▶ Task brief
How many lines in the entries below include the word "instructions"? Respond with the number only.

● ● ● ● ●

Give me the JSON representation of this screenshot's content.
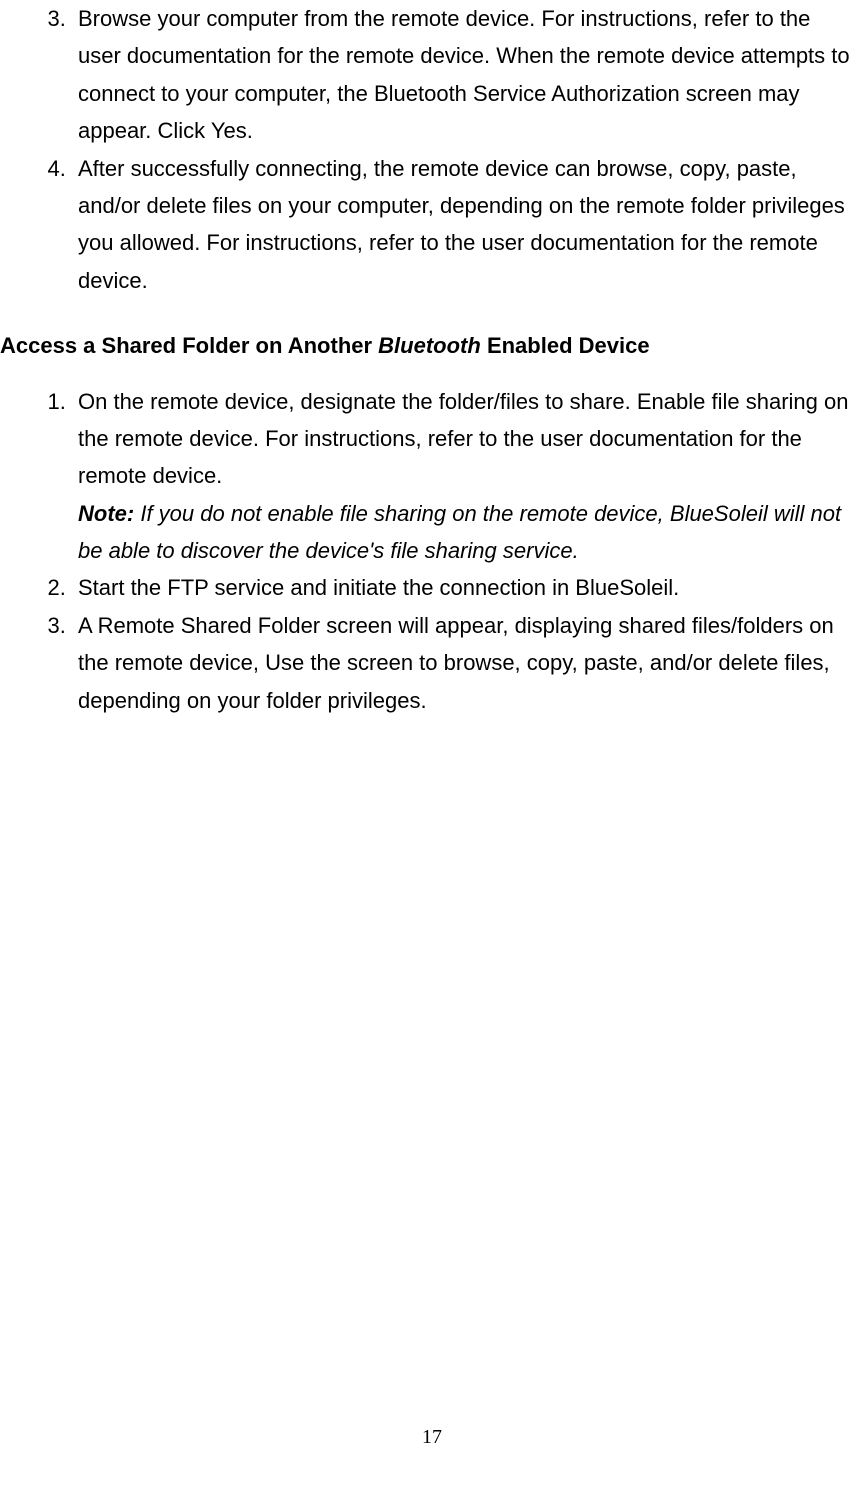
{
  "list1": {
    "start": 3,
    "items": [
      "Browse your computer from the remote device. For instructions, refer to the user documentation for the remote device. When the remote device attempts to connect to your computer, the Bluetooth Service Authorization screen may appear. Click Yes.",
      "After successfully connecting, the remote device can browse, copy, paste, and/or delete files on your computer, depending on the remote folder privileges you allowed. For instructions, refer to the user documentation for the remote device."
    ]
  },
  "heading": {
    "prefix": "Access a Shared Folder on Another ",
    "italic": "Bluetooth",
    "suffix": " Enabled Device"
  },
  "list2": {
    "start": 1,
    "items": [
      {
        "main": "On the remote device, designate the folder/files to share. Enable file sharing on the remote device. For instructions, refer to the user documentation for the remote device.",
        "note_label": "Note:",
        "note_text": " If you do not enable file sharing on the remote device, BlueSoleil will not be able to discover the device's file sharing service."
      },
      {
        "main": "Start the FTP service and initiate the connection in BlueSoleil."
      },
      {
        "main": "A Remote Shared Folder screen will appear, displaying shared files/folders on the remote device, Use the screen to browse, copy, paste, and/or delete files, depending on your folder privileges."
      }
    ]
  },
  "page_number": "17"
}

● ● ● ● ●

▶ Output for this task
3